(Task inputs)

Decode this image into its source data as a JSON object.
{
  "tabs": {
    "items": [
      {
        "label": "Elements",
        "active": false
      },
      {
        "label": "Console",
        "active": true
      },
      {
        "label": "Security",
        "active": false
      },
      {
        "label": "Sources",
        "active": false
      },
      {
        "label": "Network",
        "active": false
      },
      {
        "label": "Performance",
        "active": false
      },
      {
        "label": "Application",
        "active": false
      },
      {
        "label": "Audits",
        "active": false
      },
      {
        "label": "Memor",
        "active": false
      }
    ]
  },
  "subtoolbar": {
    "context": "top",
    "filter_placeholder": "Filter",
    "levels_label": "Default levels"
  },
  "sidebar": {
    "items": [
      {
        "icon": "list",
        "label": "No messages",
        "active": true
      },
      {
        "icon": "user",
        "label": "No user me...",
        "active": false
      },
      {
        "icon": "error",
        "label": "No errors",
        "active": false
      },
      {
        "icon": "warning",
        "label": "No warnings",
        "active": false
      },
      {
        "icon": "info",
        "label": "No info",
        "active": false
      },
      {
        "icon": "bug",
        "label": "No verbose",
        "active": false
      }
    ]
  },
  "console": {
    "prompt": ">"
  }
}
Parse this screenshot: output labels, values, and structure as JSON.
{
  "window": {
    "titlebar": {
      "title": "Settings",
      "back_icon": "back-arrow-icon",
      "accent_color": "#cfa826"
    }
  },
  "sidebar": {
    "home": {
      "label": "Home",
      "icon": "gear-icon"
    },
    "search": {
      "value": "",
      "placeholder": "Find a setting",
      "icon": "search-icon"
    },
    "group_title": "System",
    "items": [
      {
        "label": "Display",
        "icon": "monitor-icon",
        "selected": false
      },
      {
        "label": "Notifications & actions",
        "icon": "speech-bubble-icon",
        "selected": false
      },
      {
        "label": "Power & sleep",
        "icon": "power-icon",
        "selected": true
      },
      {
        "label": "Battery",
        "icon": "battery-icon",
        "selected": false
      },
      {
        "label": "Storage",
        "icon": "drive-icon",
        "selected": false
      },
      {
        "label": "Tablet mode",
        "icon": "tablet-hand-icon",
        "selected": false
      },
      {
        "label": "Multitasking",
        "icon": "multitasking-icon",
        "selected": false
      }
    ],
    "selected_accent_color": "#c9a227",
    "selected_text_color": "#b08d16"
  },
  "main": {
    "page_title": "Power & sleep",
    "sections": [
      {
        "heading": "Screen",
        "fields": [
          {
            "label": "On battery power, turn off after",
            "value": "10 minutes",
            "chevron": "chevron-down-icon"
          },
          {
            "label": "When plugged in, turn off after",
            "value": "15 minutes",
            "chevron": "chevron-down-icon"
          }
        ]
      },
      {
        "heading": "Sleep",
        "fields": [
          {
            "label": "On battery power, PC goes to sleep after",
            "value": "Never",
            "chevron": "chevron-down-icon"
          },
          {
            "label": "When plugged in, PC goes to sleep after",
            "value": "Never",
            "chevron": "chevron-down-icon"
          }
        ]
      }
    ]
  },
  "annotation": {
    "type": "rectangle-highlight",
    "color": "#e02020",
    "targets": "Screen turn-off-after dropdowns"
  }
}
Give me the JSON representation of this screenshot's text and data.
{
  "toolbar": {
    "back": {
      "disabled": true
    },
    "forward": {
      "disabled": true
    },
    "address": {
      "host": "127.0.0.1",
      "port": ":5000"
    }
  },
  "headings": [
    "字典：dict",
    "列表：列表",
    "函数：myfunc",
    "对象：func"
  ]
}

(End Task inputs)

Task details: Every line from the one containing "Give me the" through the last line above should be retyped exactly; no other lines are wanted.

Response to this exercise:
Give me the JSON representation of this screenshot's text and data.
{
  "toolbar": {
    "back": {
      "disabled": true
    },
    "forward": {
      "disabled": true
    },
    "address": {
      "host": "127.0.0.1",
      "port": ":5000"
    }
  },
  "headings": [
    "字典：dict",
    "列表：列表",
    "函数：myfunc",
    "对象：func"
  ]
}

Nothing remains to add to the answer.